Polska / opolskie
|Synagogues, prayer houses and others||Cemeteries||Sites of martyrdom||Judaica in museums||Andere|
|Province:||opolskie / inne (before 1939)|
|County:||namysłowski / Namslau (before 1939)|
|Community:||Namysłów / Namslau (before 1939)|
|Other names:||Namislavia [j. łaciński]|
Namslau [j. niemiecki]
Намыслув [j. rosyjski]
The town is seated in the county of Namysłów in the Opole province. It is situated on the left bank of Widawa river, on the Oleśnicka Plain.
The earliest mentions of a Jewish community in Namysłów come from 1321. Jews lived on one of the town’s streets. In 1359, during the pogroms in Silesia, the emperor ordered Namysłów authorities to guarantee the safety of Jews living in the town.In 1582 Jews were expelled from Namysłów after an imperial edict.
When the town fell under Prussian rule in 1742, the Jewish settlement was re-established. In 1787, 40 Jews lived in Namysłów accounting for 1.6% of the population. In 1794 the Jewish cemetery was established. In 1843 there were 174 Jews living in the town, which constituted 5% of inhabitants. In 1856 the synagogue was built. In 1861 the Jewish community of Namysłów reached 239 inhabitants, accounting for 5.7% of the population. The turn of the twentieth century was marked by a large Jewish migration to the West. As a result, in 1925 there were 81 Jews left in Namysłów. Between 1930 and 1932 various anti-Semitic incidents took place and the cemetery was vandalized. In 1938, there were still 28 Jews in the town.
During the Kristallnacht (November 9-10 1938) the Nazis burnt the synagogue and several Jewish shops down. There were 25 Jews living in the town at that time. There is no information about their lives but they were probably deported to death camps.
The settlement of Namysłów was established in the thirteenth century. Around 1249, Namysłów was given municipal rights. Between 1313 and 1323 the independent Duchy of Namysłów (Księstwo Namysłowskie) came into existence. In 1348, as a result of the Treaty of Namysłów signed by Casmir III of Poland and Charles IV of Bohemia, the town became a part of the Bohemian succession and, like a large part of Silesia, became part of the Bohemian Kingdom. In 1350 the construction of the city wall commenced, and in 1360 this was followed by the construction of a fortified castle. In 1377, 1466 and 1483 great fires destroyed the town. From the fifteenth century, the town became an important center on the commercial route between Wrocław and Cracow, later famous for its textile manufacturing. In 1526, after the childless death of Louis II Jagiello, king of Bohemia and Hungary, the town, as a part of Bohemia, fell under the rule of Ferdinand Habsburg.
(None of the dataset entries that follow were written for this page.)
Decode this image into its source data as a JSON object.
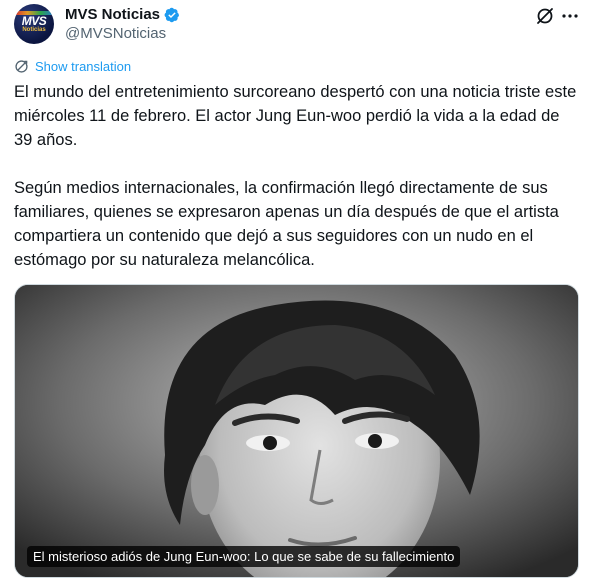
{
  "account": {
    "display_name": "MVS Noticias",
    "handle": "@MVSNoticias",
    "avatar_text": "MVS",
    "avatar_subtext": "Noticias",
    "verified": true
  },
  "translate_label": "Show translation",
  "tweet": {
    "paragraph_1": "El mundo del entretenimiento surcoreano despertó con una noticia triste este miércoles 11 de febrero. El actor Jung Eun-woo perdió la vida a la edad de 39 años.",
    "paragraph_2": "Según medios internacionales, la confirmación llegó directamente de sus familiares, quienes se expresaron apenas un día después de que el artista compartiera un contenido que dejó a sus seguidores con un nudo en el estómago por su naturaleza melancólica."
  },
  "media": {
    "caption": "El misterioso adiós de Jung Eun-woo: Lo que se sabe de su fallecimiento",
    "style": "black-and-white portrait photo"
  },
  "icons": {
    "verified": "verified-badge-icon",
    "grok": "grok-icon",
    "more": "more-options-icon",
    "translate": "translate-globe-icon"
  },
  "colors": {
    "link": "#1d9bf0",
    "secondary_text": "#536471",
    "verified": "#1d9bf0"
  }
}
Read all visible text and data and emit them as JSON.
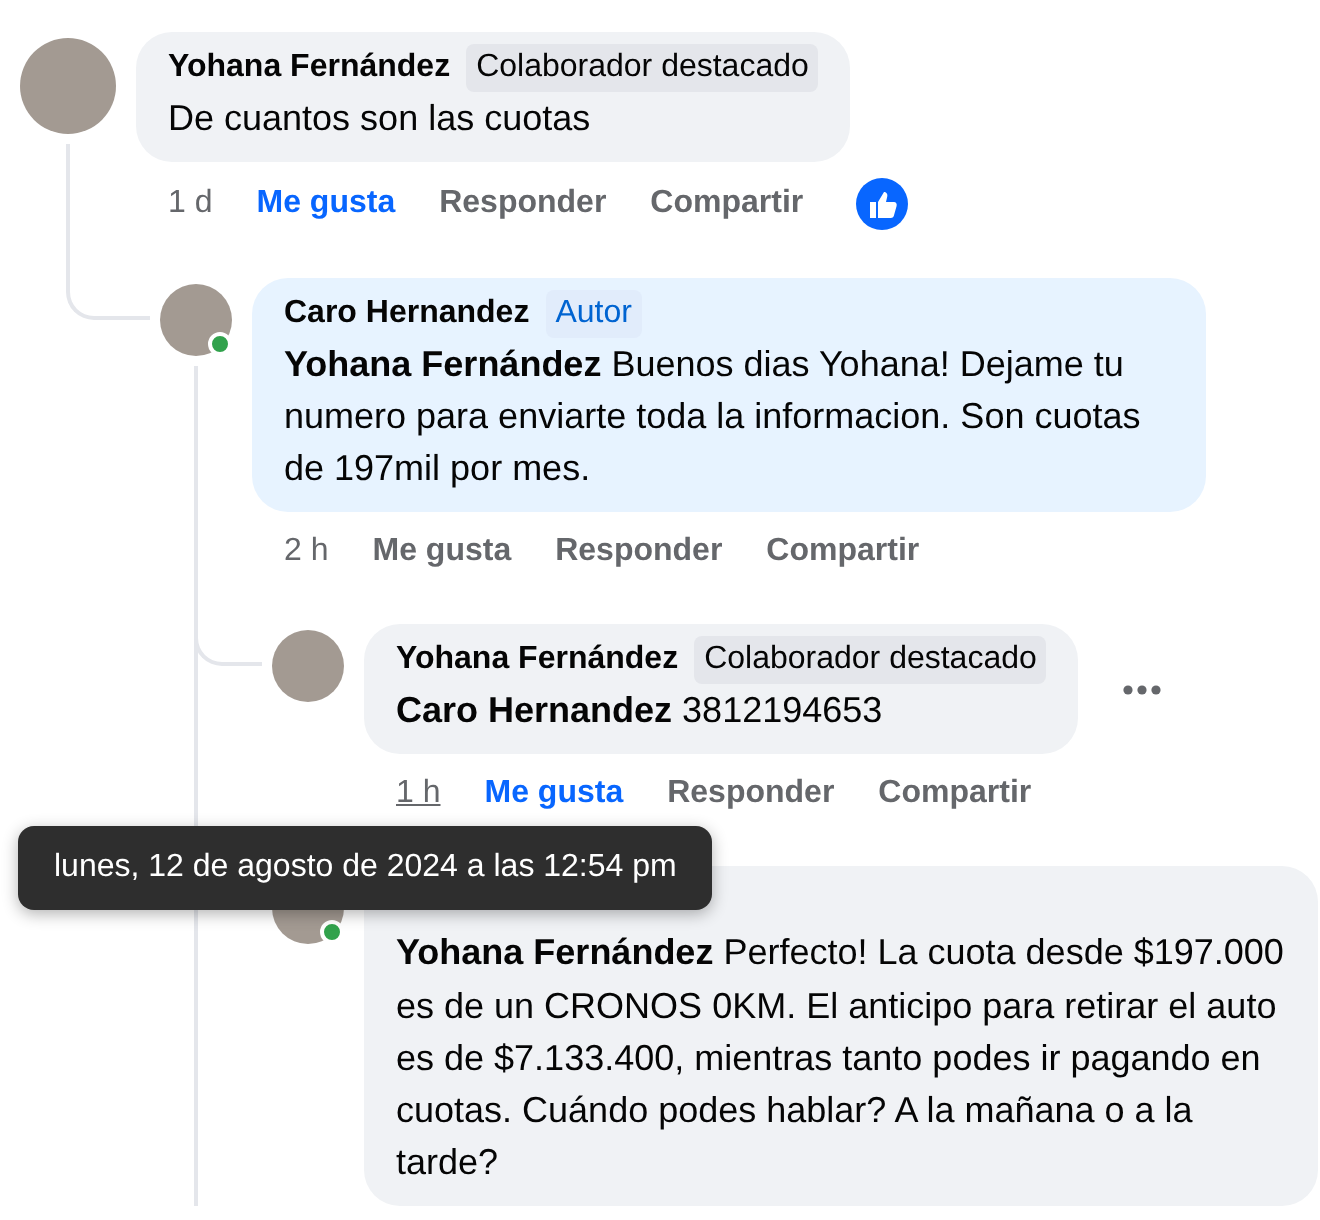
{
  "comments": [
    {
      "author": "Yohana Fernández",
      "badge": {
        "kind": "top_contributor",
        "label": "Colaborador destacado"
      },
      "text": "De cuantos son las cuotas",
      "time": "1 d",
      "liked": true,
      "like_reaction": true,
      "actions": {
        "like": "Me gusta",
        "reply": "Responder",
        "share": "Compartir"
      },
      "children": [
        {
          "author": "Caro Hernandez",
          "badge": {
            "kind": "author",
            "label": "Autor"
          },
          "online": true,
          "highlighted": true,
          "text": "**Yohana Fernández** Buenos dias Yohana! Dejame tu numero para enviarte toda la informacion. Son cuotas de 197mil por mes.",
          "time": "2 h",
          "liked": false,
          "more_replies_below": true,
          "actions": {
            "like": "Me gusta",
            "reply": "Responder",
            "share": "Compartir"
          },
          "children": [
            {
              "author": "Yohana Fernández",
              "badge": {
                "kind": "top_contributor",
                "label": "Colaborador destacado"
              },
              "text": "**Caro Hernandez** 3812194653",
              "time": "1 h",
              "tooltip": "lunes, 12 de agosto de 2024 a las 12:54 pm",
              "liked": true,
              "more_button": true,
              "actions": {
                "like": "Me gusta",
                "reply": "Responder",
                "share": "Compartir"
              }
            },
            {
              "online": true,
              "text": "**Yohana Fernández** Perfecto! La cuota desde $197.000 es de un CRONOS 0KM. El anticipo para retirar el auto es de $7.133.400, mientras tanto podes ir pagando en cuotas. Cuándo podes hablar? A la mañana o a la tarde?"
            }
          ]
        }
      ]
    }
  ]
}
During the Thirty Years' War (1618-1638), after a lengthy siege, the town was sacked by the Swedish troops. In 1633 an eruption of plague killed 1,300 inhabitan. In 1703, the emperor sold the castle to the Teutonic Knights who subsequently established the Commandry of Namysłów that ceased to exist after the secularisation of the order in 1810. In 1722 the construction of fortifications began. In 1742, the town passed to the Kingdom of Prussia. During the Seven Years’ War (1756-1763), the town was occupied by Austrian and Russian troops. In 1787, the town had a population of 2,521 inhabitants and was a base for a garrison of 654 soldie.During the Franco-Prussian war (1806-1807) Namysłów was occupied by French troops. In 1868 the railway connection to Wrocław and Kluczbork was established.
During WWII the Germans built a sub camp of the Gross-Rosen concentration camp and three forced work camps near the town. In January 1946, the town was conquered by Soviet troops. 40% of the town’s infrastructure was destroyed.